BA degree (or equivalent) in Prehistoric Archaeology or a relevant discipline;
Admission to the Research Master Archaeology programme.
This is a course in which key developments in Prehistoric Europe will be discussed, taking place between the 7th and the end of the 1st millennium BC. The emphasis is on how Prehistory shaped the modern world.
The focus is on agrarian communities. Themes that may be addressed include the spread of farming in Europe, the rise and history of ritual landscapes, the deep history of migration, Prehistoric religion and cosmology, invention and adaptation of metallurgy, Bronze Age and Iron Age 'world systems', ethnogenesis (Celts, Germans, Scythians), and the legacy of Prehistory in modern Europe.
Central to the course will be how to deal with and encapsulate such broad issues in regional, practical research, and if/how it plays a role in debates on contemporary society.
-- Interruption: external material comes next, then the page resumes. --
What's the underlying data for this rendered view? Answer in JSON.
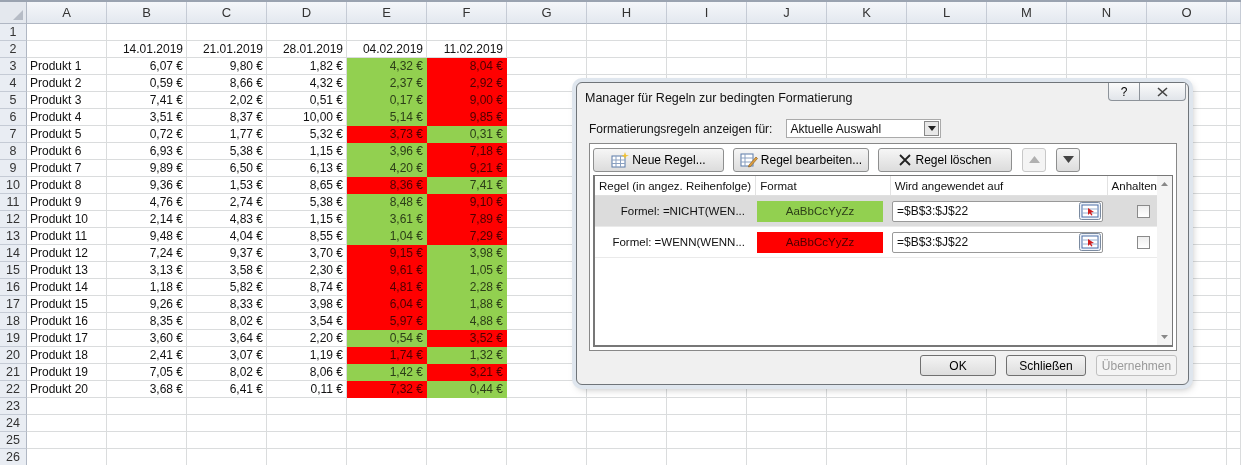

The lectures will be closely linked to current research of our section members.
This is an interactive course, which means that part of each lecture session is dedicated to a discussion on the basis of literature and an assignment, and part in which a broader background is presented on the issues being debated.
This way you will build your knowledge of and insight into the most fundamental interpretative themes of European Prehistory, and you will be trained to formulate your own views on them.
Each week you will write a paper in which you try to answer/explore the question that has been posed about the literature. At the end, you write an essay on a theme of your own choice, reflecting on a particular research question.
Due to its broad perspective, the course is not only of interest to students who plan a future career in the archaeology of early Europe (both in terms of fieldwork/material culture, museums and heritage), but also to students who are interested in links between the Mediterranean and Near East on the one hand, and ‘Barbaric’ Europe on the other.
Although participating in the same sessions as the MA students, assignments will be different and more demanding for RMA students. We also expect the RMA students to start and stimulate discussion.
In addition, they will write a different type of essay in which a theme is explored in more depth, and new directions for research are formulated.
Knowledge of and insight in key developments in European Prehistory from the Neolithic to the Iron Age, and ability to situate these in broader, more global developments, or contextualise these in social-historical discussions;
Ability to review the significance of such regional/local research in terms of such broader issues;
Ability to quickly combine and assess the opinions of others on Prehistoric key themes;
Ability to report such reviews orally and in writing;
Ability to assess and evaluate different theories and use these to formulate original/innovative new directions of research;
Ability to stimulate and facilitate discussion.
Course schedule details can be found in MyTimetable.
Log in with your ULCN account, and add this course using the 'Add timetable' button.
Mode of instruction
Discussion based on written assignments.
4 short assignments (500 words each) (50%);
Final essay (1,800-2,000 words) (50%);
Participation in discussion (bonus of max. 0.5, used to round up grade).
A retake is only possible for the final essay, and only if all other requirements have been met, including attendance and submission of all assignments.
All assessment deadlines (exams, retakes, paper deadlines etc.) can be found in MyTimetable.
Log in with your ULCN account, and add this course using the 'Add timetable' button. To view the assessment deadline(s), make sure to select the course with a code ending in T and/or R.
The assignments have strict (weekly) deadlines.
The reading list will be published on Brightspace.
Enrolment through MyStudymap is mandatory.
General information about registration can be found on the Course and Exam Enrolment page.
For more information about this course, please contact dr. Q.P.J. (Quentin) Bourgeois.